As 2018 winds down, we can expect the oil market rollercoaster to continue its wild ride into the year ahead. And wild it has been. West Texas Intermediate (WTI) crude prices rose close to 30% between January and October, from $60/bbl to $78/bbl, only to crash to multi-year lows this December. WTI futures are now trading under $45 whereas Brent crude – the global benchmark – is now trading in the $50-60/bbl range. What’s more, day-to-day oil prices are fluctuating as much as 5%, reflecting an unprecedented level of volatility in the marketplace.
The supply of the product based on projects funded years earlier, the demand based on economic performance, and geopolitical factors all define oil prices. The question is whether the economic, technological, and geopolitical fundamentals behind these price trends are likely to shift dramatically over the next 12 months. In other words, should we expect more of the same in 2019?
Let’s look at the factors currently at play:
For starters there is a crude supply glut, with global producers led by the “Big Three” — The United States, Russia, and Saudi Arabia – pumping about 1.5 million barrels more than consumers need at current prices.
The United States, powered by the massive Shale Revolution, is now the largest crude oil producer in the world, surpassing Russia and Saudi Arabia with its 11.4 million barrels of production per day. Majors like Exxon Mobile (NYSE:XOM), Chevron (NYSE:CVX), and Royal Dutch Shell (NYSE:RDSA) have now joined Shale operators like EOG Resources (NYSE:EOG) and Pioneer Natural Resources (NYSE:PXD) to increase U.S. supplies by 2 million bbl/d since 2017.
In November the United States actually exported more crude oil and refined products than it purchased, granting it net energy exporter status for the first time since 1991.
Advances in exploration and production (E&P) technology – particularly in Big Data, machine learning, and automation – have led to tremendous efficiency gains and lower break-even prices for American producers, especially in the shale space. Output has surged to such a level that in areas like the Permian Basin, where a massive new discovery was just announced, there simply isn’t enough pipeline capacity to move it all. The role of America’s energy resurgence in the state of today’s markets cannot be overstated.
OPEC+, the reimagined OPEC super-cartel which accounts for 55% of global oil production, has had a difficulty in meeting its responsibilities as the ‘market-stabilizer.’ Saudi Arabia in particular, the global swing producer, did not succeed in implementing a cut necessary to keep oil around $70/barrel.
Most of OPEC’s members benefit from a steady market price in the $70 – $90/bbl price range: high enough to cover national fiscal obligations but not so high as too spur investment in competing fuel sources and technologies, especially renewables and electric cars. But over the past year, Iran sanctions, Venezuela’s economic implosion, and Qatar’s sudden exit from OPEC have all served to undermine the cartel’s price-setting ability.
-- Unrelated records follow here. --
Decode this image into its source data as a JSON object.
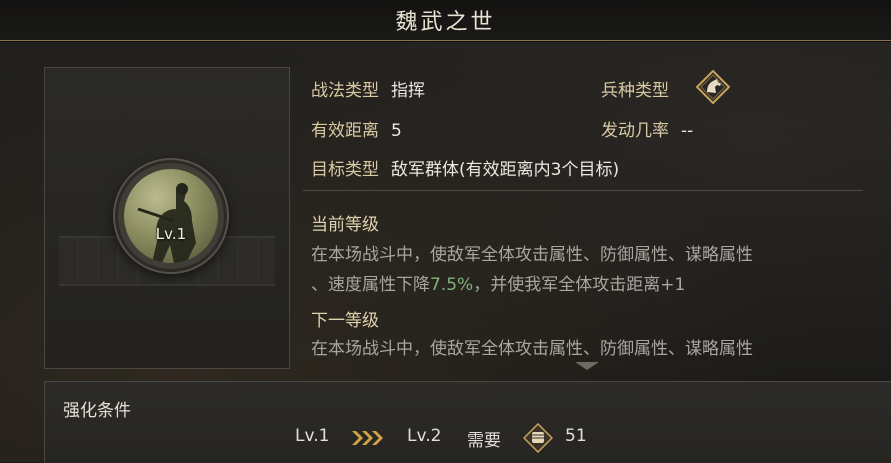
{
  "title": "魏武之世",
  "skill": {
    "level_badge": "Lv.1"
  },
  "info": {
    "tactic_type_label": "战法类型",
    "tactic_type_value": "指挥",
    "troop_type_label": "兵种类型",
    "troop_type_icon": "horse-icon",
    "range_label": "有效距离",
    "range_value": "5",
    "trigger_rate_label": "发动几率",
    "trigger_rate_value": "--",
    "target_type_label": "目标类型",
    "target_type_value": "敌军群体(有效距离内3个目标)"
  },
  "current_level": {
    "heading": "当前等级",
    "line1": "在本场战斗中，使敌军全体攻击属性、防御属性、谋略属性",
    "line2_a": "、速度属性下降",
    "line2_value": "7.5%",
    "line2_b": "，并使我军全体攻击距离+1"
  },
  "next_level": {
    "heading": "下一等级",
    "line1": "在本场战斗中，使敌军全体攻击属性、防御属性、谋略属性"
  },
  "upgrade": {
    "title": "强化条件",
    "from_level": "Lv.1",
    "to_level": "Lv.2",
    "need_label": "需要",
    "cost_icon": "fist-token-icon",
    "cost_value": "51"
  },
  "colors": {
    "highlight": "#7fb37a",
    "gold_border": "#8a7650",
    "label": "#d8c9a3"
  }
}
OPEC did eventually agree to a 1.2 million bbl/d cut earlier this month in Vienna, but it remains to be seen whether a) all parties adhere to the cuts without cheating and b) the cut is substantial enough to counter-act larger macroeconomic forces at play.
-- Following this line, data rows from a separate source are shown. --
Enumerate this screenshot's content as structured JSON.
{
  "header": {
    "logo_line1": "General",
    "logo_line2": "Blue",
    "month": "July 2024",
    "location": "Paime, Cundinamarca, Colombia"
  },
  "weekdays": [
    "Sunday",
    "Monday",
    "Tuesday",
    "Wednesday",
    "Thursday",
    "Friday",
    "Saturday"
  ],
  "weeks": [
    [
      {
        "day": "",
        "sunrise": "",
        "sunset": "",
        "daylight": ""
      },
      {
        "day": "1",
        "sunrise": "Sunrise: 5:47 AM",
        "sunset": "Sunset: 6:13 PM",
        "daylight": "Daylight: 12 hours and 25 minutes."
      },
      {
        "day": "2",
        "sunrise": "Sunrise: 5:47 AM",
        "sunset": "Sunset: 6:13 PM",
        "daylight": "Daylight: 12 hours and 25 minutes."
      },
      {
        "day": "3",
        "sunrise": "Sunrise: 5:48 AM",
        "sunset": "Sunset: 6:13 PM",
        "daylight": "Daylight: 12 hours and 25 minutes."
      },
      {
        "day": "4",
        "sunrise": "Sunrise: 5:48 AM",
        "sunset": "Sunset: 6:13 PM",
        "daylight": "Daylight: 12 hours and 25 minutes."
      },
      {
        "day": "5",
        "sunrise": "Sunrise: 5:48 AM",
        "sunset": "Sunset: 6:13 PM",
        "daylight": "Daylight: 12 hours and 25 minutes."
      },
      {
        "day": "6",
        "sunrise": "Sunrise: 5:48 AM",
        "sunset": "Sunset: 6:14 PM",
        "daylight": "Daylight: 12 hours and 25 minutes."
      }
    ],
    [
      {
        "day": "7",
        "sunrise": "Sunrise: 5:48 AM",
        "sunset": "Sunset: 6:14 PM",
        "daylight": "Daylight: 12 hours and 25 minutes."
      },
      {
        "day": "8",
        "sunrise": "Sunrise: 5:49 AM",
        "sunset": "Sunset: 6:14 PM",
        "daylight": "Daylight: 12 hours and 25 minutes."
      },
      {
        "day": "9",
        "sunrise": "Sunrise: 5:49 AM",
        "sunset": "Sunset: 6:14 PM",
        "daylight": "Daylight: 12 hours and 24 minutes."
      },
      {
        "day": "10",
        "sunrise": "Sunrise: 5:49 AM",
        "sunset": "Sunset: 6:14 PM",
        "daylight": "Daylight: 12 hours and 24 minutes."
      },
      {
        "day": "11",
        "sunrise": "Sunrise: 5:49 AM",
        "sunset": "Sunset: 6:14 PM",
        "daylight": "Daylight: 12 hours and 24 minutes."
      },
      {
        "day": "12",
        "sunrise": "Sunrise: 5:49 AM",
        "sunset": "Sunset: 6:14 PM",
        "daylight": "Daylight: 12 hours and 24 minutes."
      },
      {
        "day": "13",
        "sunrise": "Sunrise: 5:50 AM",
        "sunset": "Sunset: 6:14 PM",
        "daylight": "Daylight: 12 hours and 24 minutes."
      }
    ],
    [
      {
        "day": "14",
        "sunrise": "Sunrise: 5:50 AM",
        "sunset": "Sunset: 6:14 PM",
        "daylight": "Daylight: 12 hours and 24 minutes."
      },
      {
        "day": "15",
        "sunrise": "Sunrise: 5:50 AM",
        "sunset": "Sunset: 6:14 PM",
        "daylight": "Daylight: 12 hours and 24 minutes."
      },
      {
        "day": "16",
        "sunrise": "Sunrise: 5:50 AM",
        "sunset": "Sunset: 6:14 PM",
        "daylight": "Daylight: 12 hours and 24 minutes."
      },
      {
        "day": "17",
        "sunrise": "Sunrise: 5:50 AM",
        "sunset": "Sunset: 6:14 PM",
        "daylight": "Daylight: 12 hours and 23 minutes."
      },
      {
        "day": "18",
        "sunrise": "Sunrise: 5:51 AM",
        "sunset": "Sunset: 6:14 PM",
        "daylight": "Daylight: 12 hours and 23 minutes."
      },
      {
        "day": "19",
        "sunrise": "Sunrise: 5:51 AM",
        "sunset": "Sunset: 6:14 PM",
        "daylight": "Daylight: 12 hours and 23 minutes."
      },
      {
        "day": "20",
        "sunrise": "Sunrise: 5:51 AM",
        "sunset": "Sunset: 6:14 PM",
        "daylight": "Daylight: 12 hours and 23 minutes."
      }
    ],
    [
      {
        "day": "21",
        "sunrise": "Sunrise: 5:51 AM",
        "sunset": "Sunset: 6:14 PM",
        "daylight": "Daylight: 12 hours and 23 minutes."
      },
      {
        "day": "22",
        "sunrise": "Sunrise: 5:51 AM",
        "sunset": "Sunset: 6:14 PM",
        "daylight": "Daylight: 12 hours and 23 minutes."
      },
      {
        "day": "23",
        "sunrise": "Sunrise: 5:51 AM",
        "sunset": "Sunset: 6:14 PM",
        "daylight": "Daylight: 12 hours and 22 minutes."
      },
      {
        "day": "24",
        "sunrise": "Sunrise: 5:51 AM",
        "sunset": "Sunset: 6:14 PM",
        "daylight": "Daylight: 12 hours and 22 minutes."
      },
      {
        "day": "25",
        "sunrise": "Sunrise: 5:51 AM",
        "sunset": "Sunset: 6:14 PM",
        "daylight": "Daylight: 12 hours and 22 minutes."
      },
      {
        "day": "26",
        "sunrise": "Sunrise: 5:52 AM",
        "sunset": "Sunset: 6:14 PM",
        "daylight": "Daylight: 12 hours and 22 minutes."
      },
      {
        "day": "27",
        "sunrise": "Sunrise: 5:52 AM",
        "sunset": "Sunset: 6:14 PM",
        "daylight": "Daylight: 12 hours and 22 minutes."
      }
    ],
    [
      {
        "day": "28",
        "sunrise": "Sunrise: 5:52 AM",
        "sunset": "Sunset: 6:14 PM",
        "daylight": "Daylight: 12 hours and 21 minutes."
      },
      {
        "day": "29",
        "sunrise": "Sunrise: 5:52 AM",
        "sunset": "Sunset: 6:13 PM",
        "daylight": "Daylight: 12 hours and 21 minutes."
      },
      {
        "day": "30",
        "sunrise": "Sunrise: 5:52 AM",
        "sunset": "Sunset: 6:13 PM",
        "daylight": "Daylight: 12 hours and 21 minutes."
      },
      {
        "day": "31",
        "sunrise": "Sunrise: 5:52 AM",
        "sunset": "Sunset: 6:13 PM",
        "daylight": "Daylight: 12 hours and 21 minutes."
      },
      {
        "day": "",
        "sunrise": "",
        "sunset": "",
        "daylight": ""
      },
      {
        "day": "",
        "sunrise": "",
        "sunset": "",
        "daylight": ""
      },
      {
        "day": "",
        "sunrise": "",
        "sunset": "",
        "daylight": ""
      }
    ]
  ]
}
An oversupplied market is exacerbated by slowing growth and near–panic of a global recession. China and India’s increasing crude imports have not been enough offset the dropping consumption among other emerging economies. Market contagion is spreading, putting a defacto lid on non-OECD demand and applying yet more downward pressure on prices.
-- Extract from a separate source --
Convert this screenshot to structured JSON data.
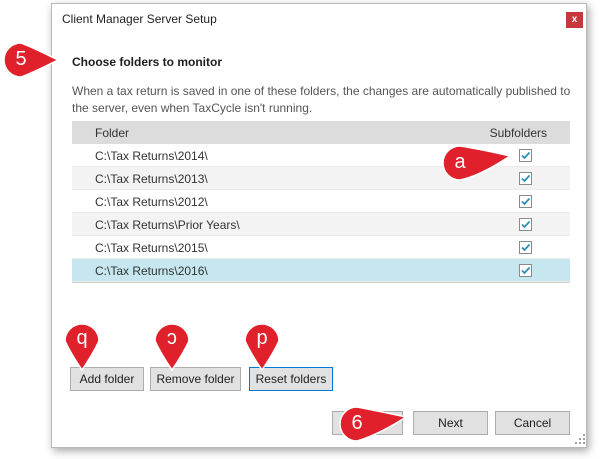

Interest rate hikes from the U.S. Federal Reserve have also accelerated the oil price drop. Higher rates make the dollar more expensive. Since oil is priced in dollars, a stronger greenback hurts international demand for crude – especially as certain economies experience devaluations of their currencies. And higher interest rates could slow economic activity: borrowing becomes more expensive and debt becomes costlier to service. This could lead to further slowdowns in the global economy, undercutting crude oil demand.
If fears of a recession materialize, we should expect trends to continue on their current downward trajectory. And that’s the direction macroeconomic indicators are pointing. Growth in the OECD is projected to shrink 0.1% next year, whereas the world as a whole should see a 0.2% drop through 2019 from 3.7% to 3.5%.
Even with the impending OPEC+ production cut (less than 2% of global supply) the only factor I see influencing prices in a meaningful way is geopolitical turmoil. And we may have our fair share of that in 2019. President Trump’s intent to withdraw all 2,000 U.S. troops from Syria and 7,000 from Afghanistan will have serious implications for security and stability in the region. The resulting power vacuum will lead to increased assertiveness from trouble-makers in the region (Russia, Iran,), and could even result in an Israel-Iran-Syria war. This would undoubtedly send oil prices skyrocketing, particularly if Iran follows through with its threats to blockade the critical Strait of Hormuz.
Thus, 2019 oil markets should look a great deal like those of 2018: Volatile, cyclical, and unpredictable, with a downward trend if the global recession hits. Happy New Year!
James C. Grant, Program Manager at International Market Analysis Ltd., contributed to this article